The road to greater surveillance and restrictions of liberties has been paved with good intentions from both the right and left, says Matthew Ryder. As the public mood changes, it is worth keeping this in mind.
In a world of “intelligence-led policing” how do you identify the line between legitimate crime detection and improper state surveillance? Not easily it seems. This week’s revelation that the police are logging the names of thousands of protestors who have never committed a crime is chilling. But in truth, even as these practises are coming to light, the tide of draconian police powers may be turning.
Britain — as we are told frequently — treats surveillance differently from other countries. From CCTV cameras on public streets to the gigantic fingerprint and DNA databases of the innocent, the UK has the dubious honour of being a world leader. In recent years, voices on the right and left have converged in protest. The Daily Telegraph’s Philip Johnston, and the Observer’s stalwart, Henry Porter, have often sounded remarkably similar. Nevertheless, society as a whole, including the courts, seemed willing to accept that modern policing and public safety require that we all needed to be watched, and logged and assessed …
… There is an important lesson here on how all of us tackle the balance between the power of the state and the freedom of the individual. While we may think we are “winning” by achieving a just result in an individual case, in time we may come to realise that the compromise was too high. Good intention, convenience, and the desire for the vulnerable to be safe, should not be allowed to override the principles which form our legal heritage and of which we should be so proud. Each time we permit surveillance to promote public safety, or curb freedom of expression in order to ensure that no-one is offended or disturbed, we begin to walk a dangerous path. The police must, of course, be entitled to gather the intelligence that they need to prevent unlawful behaviour and keep protest within lawful limits. But thankfully the public, the courts and even the government are increasingly recognising that there are important limits.
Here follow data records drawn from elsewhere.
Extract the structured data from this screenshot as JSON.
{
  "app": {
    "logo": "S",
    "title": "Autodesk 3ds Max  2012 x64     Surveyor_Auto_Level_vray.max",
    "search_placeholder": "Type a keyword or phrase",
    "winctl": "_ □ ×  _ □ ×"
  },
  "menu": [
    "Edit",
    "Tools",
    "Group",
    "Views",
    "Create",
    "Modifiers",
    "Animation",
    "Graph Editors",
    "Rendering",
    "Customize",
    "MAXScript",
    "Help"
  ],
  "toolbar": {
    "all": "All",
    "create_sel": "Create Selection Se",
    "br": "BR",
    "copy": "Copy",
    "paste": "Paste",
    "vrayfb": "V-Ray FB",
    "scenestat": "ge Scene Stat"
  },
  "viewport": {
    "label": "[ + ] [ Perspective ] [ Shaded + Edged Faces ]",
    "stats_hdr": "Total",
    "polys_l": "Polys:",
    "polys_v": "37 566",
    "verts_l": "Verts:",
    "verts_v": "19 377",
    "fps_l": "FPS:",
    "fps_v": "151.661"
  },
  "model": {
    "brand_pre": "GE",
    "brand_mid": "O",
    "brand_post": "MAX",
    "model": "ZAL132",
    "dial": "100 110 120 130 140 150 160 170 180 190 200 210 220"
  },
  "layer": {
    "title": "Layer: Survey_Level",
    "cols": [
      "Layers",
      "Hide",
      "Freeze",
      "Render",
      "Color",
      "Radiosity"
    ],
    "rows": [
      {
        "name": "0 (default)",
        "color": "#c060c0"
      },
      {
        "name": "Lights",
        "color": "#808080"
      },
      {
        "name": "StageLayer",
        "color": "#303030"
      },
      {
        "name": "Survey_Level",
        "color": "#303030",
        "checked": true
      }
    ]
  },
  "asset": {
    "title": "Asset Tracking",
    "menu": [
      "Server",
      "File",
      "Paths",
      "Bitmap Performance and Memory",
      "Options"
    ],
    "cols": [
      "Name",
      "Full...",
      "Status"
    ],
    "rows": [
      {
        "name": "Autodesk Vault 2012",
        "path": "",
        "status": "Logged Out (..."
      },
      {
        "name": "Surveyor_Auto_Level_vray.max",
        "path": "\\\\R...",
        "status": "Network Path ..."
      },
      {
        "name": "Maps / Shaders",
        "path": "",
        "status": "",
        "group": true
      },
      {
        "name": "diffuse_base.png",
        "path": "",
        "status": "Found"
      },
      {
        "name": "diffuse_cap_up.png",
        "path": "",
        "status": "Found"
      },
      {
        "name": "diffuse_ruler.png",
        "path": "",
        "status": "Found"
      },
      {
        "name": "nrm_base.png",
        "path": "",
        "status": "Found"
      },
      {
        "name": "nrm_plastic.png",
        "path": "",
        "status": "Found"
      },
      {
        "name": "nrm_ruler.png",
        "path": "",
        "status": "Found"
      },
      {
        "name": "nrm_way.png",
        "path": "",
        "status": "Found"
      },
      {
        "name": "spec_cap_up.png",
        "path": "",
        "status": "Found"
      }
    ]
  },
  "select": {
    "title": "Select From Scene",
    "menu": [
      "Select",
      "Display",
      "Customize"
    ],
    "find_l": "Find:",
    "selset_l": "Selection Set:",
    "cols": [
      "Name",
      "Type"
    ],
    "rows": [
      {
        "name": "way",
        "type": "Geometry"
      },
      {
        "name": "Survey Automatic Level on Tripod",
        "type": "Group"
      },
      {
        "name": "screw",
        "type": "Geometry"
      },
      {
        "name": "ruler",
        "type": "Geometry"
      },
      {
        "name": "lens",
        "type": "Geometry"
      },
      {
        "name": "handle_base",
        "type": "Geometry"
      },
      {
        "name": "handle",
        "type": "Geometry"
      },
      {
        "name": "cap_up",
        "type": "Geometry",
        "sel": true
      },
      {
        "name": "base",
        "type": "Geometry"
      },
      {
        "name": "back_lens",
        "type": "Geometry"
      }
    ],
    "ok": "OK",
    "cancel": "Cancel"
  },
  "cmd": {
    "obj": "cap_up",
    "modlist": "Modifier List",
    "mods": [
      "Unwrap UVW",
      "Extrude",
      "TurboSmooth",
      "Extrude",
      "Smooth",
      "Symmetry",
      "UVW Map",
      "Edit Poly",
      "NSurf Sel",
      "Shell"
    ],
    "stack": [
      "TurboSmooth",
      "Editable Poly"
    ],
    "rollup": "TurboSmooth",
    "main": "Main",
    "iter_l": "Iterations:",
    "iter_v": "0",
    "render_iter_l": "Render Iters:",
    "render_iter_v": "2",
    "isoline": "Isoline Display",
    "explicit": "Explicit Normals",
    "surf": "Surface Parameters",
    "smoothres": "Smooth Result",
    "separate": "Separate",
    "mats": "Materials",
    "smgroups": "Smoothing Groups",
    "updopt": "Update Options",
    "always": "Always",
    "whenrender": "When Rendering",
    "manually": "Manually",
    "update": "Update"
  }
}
We may want our safety protected, but we want our liberties protected too. (full text).
(Matthew Ryder is a barrister specialising in criminal law and human rights).